The relation of the phases of the Moon with its revolution around Earth. The sizes of Earth and Moon, and their distance you see here are far from real. On this image the following are also depicted: the synchronous rotation of the Moon, the motion of the Earth around the common center of mass, the difference between the sidereal and synodical month (green mark), the Earth’s axial tilt. Author: Orion 8. Source: Wikimedia Commons.

 
Last Quarter                  August 41:18 p.m.         New                              August 114:5a.m.
 
1st Quarter                    August 18, 2:49 a            Full                               August 266:56 a.m.
 

The Perseid Meteor Shower

 

The 2010 Perseids over the ESO’s VLT. Author: ESO/S. Guisard. Source: Wikimedia Commons.

 
The annual Perseid Meteor Shower peaks this year on the night of August 12-13.  Note that that is the peak night; some meteors are visible up to two weeks before and after, if not as many as on the peak night.  At its best, this shower produces on average one or two meteors per minute.  One minute can be a long time if you’re waiting for something to happen.   Consider also that this is an average; some minutes may have zero while others have more than two.  To see more meteors, keep in mind that the shower gets better as the night wears on, and is best in early morning hours.  That’s because Earth is running into the meteors rather than the other way around; the leading edge of the Earth—the side going from night to day—faces into the meteor stream.  Also, any bright lights will hide dimmer meteors, so get as far away from the big city as you can for the best view.  Our George Observatory will be open Sunday night, August 12, into Monday morning, August 13, for viewing the shower. 
 
George Observatory is open to the public once again!  Come join us any clear Saturday night.  
 
Clear Skies!
James
Authored By James Wooten

James is the Planetarium Astronomer at the Houston Museum of Natural Science.

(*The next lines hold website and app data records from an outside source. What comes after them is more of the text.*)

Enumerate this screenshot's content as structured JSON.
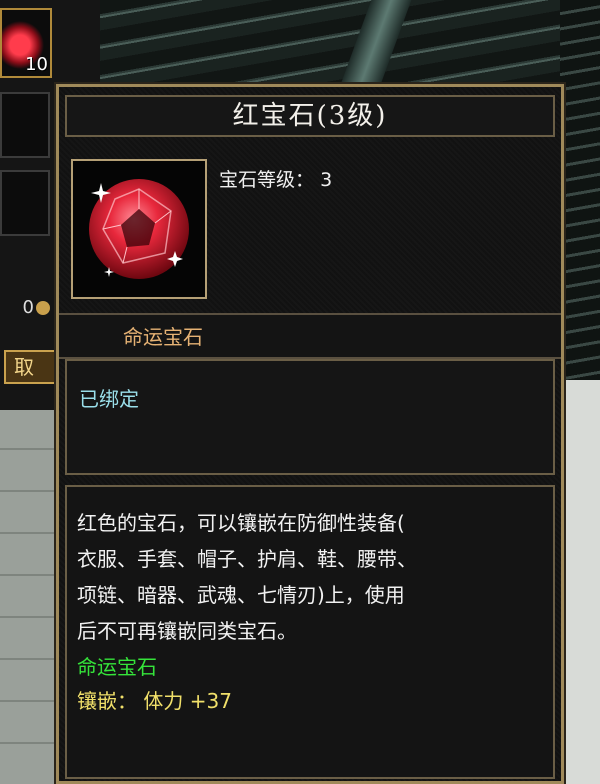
{
  "inventory": {
    "gem_slot_count": "10",
    "gold_amount": "0",
    "take_button_label": "取"
  },
  "tooltip": {
    "title": "红宝石(3级)",
    "level_label": "宝石等级：",
    "level_value": "3",
    "category": "命运宝石",
    "bind_status": "已绑定",
    "description_lines": [
      "红色的宝石，可以镶嵌在防御性装备(",
      "衣服、手套、帽子、护肩、鞋、腰带、",
      "项链、暗器、武魂、七情刃)上，使用",
      "后不可再镶嵌同类宝石。"
    ],
    "set_name": "命运宝石",
    "inlay_label": "镶嵌：",
    "inlay_stat": "体力",
    "inlay_bonus": "+37"
  },
  "colors": {
    "frame_gold": "#a08a5a",
    "category_orange": "#e6b274",
    "bound_cyan": "#9adfea",
    "set_green": "#35e43a",
    "inlay_yellow": "#f1e06a"
  },
  "icons": {
    "item_icon": "red-gem-icon",
    "coin": "gold-coin-icon"
  }
}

He teaches students every school morning in the planetarium, and also answers astronomy questions from the public.

One response to “HMNS Stargazer’s Guide To The Perseid Meteor Shower And Other Celestial Happenings This Month”

  1. Cameron Waggett says:

    Excellent post, James – thanks!

Leave a Reply

Your email address will not be published. Required fields are marked *

This site uses Akismet to reduce spam. Learn how your comment data is processed.

Become An HMNS Member

With a membership level for everyone; Don't just read about it, see it.

View All Membership Levels

Editor's Picks A Few Member Benefits Most HMNS Members Don’t Know About What The Loss Of The Museu Nacional in Rio de Janeiro’s Collections Means To The World What Is The Deal With Brontosaurus?! Lou The Corpse Flower : Why He Smells So Bad And Why We Should Be Excited When He Blooms Wait Just A Minute! Let’s Take A Second To Talk About the Origin Of Time Keeping. The Krak Des Chevaliers: A Tough Nut To Krak
Follow And Subscribe

Equally Interesting Posts




HMNS at Hermann Park

5555 Hermann Park Dr.
Houston,Texas 77030
(713) 639-4629


Get Directions Offering varies by location
HMNS at Sugar Land

13016 University Blvd.
Sugar Land, Texas 77479
(281) 313-2277


Get Directions Offering varies by location
George Observatory

21901 FM 762 Rd.
Needville, Texas 77461
(281) 242-3055

Hours
Tuesday - Saturday By Reservation
Saturdays 3:00PM - 10:00PM
Saturdays (DST) 3:00PM - 11:00PM
DST = Daylight Savings Time.
Please call for holiday hours. Entry to Brazos Bend State Park ends at 9:30 p.m. daily
Get Directions Offering varies by location

Stay in the know. Join our mailing list.